I figured that at this crossroads of development, I could either: 1) try to keep her away from everything traditionally feminine, or 2) keep exposing her to other possibilities. What bothered me about banning “feminine” things, however, is that it results in the very cultural conditioning I was trying to avoid in the first place. How could I claim to want my daughter to blossom into her authentic self if I am telling her that her expressions are unacceptable?
Further, is there anything inherently wrong with wanting to wear dresses or host tea parties? I don’t think that women wearing dresses are the problem so much as the idea that women should have to wear dresses… it’s the idea that there is something wrong with women who don’t like dresses. Maybe instead of arguing about dresses, we should just let people wear whatever they damn well feel like wearing without drawing a bunch of unnecessary conclusions from their choices. Besides, if I communicate to my girl that her desire for pretty things is wrong, won’t that make her feel that her natural preferences are wrong?
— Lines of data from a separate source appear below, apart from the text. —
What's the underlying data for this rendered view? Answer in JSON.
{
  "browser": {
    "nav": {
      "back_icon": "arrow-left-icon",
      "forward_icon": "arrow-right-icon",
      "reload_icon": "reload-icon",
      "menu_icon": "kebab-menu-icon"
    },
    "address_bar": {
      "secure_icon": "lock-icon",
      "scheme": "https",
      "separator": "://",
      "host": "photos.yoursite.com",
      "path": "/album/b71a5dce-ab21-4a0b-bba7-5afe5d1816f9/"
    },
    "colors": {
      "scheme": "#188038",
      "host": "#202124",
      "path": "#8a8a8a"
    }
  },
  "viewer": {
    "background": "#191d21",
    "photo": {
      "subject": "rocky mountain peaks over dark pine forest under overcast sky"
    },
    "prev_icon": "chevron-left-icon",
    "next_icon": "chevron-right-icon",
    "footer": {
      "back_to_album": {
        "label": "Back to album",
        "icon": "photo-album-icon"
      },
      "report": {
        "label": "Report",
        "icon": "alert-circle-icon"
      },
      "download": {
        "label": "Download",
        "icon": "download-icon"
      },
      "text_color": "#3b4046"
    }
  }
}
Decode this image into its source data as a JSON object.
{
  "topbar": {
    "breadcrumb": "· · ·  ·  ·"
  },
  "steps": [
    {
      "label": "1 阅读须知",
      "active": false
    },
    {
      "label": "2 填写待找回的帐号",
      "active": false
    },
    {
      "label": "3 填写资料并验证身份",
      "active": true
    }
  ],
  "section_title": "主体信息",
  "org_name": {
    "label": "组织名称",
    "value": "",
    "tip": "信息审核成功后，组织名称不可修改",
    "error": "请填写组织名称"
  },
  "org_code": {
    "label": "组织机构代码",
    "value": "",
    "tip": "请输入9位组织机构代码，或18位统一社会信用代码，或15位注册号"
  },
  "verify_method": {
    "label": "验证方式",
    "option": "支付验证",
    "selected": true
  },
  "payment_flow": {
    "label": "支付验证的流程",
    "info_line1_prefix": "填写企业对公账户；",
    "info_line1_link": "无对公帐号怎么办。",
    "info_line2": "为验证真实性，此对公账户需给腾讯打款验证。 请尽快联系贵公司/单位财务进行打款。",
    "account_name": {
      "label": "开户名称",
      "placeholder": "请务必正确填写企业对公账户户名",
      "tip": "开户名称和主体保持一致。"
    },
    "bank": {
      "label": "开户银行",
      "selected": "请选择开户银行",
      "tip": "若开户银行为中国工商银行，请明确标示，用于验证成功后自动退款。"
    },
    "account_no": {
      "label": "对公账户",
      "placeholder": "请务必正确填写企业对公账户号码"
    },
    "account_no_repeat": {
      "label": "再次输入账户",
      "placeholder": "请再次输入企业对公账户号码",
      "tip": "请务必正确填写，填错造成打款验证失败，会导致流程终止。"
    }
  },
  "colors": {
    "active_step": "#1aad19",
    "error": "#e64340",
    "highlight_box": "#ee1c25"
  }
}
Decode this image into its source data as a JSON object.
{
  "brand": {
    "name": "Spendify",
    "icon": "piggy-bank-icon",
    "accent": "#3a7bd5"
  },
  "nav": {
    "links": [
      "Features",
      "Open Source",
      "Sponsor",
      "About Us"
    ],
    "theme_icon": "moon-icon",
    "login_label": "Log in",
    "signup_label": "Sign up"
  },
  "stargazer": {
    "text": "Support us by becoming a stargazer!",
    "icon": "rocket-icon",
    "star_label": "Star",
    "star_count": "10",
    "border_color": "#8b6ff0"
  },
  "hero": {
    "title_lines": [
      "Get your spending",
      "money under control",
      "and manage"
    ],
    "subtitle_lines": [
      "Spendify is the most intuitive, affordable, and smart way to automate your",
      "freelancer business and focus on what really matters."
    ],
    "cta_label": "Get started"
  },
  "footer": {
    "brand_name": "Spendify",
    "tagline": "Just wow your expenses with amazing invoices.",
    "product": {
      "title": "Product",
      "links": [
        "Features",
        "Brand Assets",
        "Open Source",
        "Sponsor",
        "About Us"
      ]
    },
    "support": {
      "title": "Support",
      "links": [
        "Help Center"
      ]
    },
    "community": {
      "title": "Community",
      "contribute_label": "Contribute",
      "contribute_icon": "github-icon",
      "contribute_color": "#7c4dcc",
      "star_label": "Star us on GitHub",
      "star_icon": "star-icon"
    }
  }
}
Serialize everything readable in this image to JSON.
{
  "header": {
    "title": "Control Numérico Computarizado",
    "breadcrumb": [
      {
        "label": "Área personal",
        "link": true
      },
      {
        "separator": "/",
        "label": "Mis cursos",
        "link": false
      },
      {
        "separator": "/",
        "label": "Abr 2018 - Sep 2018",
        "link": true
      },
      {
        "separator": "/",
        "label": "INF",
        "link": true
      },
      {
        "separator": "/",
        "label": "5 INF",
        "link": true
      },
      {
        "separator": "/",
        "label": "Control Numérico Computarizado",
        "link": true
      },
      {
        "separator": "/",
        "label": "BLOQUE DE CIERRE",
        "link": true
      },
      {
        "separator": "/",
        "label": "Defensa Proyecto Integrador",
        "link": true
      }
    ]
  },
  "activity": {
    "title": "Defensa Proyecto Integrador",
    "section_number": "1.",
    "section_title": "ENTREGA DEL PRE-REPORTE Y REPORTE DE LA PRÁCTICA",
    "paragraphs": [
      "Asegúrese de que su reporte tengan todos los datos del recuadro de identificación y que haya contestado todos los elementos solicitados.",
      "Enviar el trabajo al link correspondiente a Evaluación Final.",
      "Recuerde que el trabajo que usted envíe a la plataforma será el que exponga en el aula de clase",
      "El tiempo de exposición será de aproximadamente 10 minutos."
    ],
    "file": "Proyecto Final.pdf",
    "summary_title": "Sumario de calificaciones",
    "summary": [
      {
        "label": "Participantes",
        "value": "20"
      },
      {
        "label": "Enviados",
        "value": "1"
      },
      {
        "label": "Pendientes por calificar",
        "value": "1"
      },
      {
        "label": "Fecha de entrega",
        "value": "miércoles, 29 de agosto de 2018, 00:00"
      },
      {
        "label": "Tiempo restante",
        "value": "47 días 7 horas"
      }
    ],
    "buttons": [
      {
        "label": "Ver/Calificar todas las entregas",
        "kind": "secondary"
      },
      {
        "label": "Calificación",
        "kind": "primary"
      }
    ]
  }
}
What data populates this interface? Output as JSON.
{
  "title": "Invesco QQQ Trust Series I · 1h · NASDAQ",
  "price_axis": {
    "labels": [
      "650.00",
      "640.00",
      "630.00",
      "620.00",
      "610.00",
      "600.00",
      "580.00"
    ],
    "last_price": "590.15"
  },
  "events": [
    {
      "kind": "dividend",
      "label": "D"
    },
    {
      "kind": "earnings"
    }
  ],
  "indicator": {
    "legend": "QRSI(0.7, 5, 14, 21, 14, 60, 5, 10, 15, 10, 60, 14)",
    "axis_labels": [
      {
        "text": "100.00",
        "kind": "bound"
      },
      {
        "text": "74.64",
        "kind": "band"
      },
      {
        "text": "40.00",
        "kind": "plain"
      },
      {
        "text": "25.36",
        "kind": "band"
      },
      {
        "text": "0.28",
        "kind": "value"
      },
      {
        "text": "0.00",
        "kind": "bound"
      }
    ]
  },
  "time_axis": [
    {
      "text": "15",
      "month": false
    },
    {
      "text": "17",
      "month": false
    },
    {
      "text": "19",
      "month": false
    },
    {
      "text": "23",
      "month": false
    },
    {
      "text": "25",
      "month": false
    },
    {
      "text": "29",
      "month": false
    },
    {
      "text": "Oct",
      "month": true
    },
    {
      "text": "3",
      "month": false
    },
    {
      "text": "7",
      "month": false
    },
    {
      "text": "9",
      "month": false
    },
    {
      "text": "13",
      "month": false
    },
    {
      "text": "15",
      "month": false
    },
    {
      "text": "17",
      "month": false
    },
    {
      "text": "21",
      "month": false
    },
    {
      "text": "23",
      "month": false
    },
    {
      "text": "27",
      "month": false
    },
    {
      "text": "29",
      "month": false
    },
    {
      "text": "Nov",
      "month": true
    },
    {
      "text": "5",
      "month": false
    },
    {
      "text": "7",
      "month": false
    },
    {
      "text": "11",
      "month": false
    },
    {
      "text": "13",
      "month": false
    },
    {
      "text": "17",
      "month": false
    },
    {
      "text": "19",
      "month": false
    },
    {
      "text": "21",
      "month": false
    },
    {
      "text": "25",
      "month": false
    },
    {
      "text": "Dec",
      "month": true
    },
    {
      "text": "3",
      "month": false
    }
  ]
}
Couldn’t that create insecurity in and of itself?
Truth be known, we are probably all a mix of traditional and untraditional traits, falling along various messy points of the traditional-to-different range depending on our individual preferences. Roman men wore dresses (though they called them “togas”) and 18th century male aristocrats and 80’s glam rockers wore plenty of makeup. The urge to decorate your body is completely natural… how different, really, is eyeshadow from a guy getting a tattoo? I’ve seen a number of little boys running around with black nail polish lately and think it’s a hopeful sign that we are starting to let kids freely choose from both gender categories instead of assigning them one or the other (or conversely, trying to flip them the other way around, intact).
With this new perspective, I decided to stop worrying about my daughter’s fascination with wedding-cake dresses, anime ponies, and long-suffering princesses… instead, I would expose her to as many new hobbies, activities, and ideas as I could, and let the chips fall where they may. And you know what happened? She became a little princess that tears toward the tallest slide in the playground and throws herself down it, head first. She wears ridiculous outfits that become covered in grime as she digs in the sand and rolls in the dirt with her friends.
We took her to the Aerospace Museum of California, built on the grounds of the former McClellan Air Force Base, and she had an absolute blast. She climbed into the planes and made all kinds of flying sound effects while she tinkered with the controls. She tore around the planes at a full run (much to the amusement of the veteran docents) and ran up the ramps of World War II relics to altitudes that were literally making other children cry.
My daughter is a princess, but is neither helpless nor insecure. She loves science museums and planes. She loves baking cookies, smelling flowers, and visiting the reptile house at the zoo. She loves kittens, butterflies, and crocodiles. She isn’t a typical girl, or a tomboy. She’s Brontë, and I want to help her pick from everything the world has to offer to become the person she wants to be.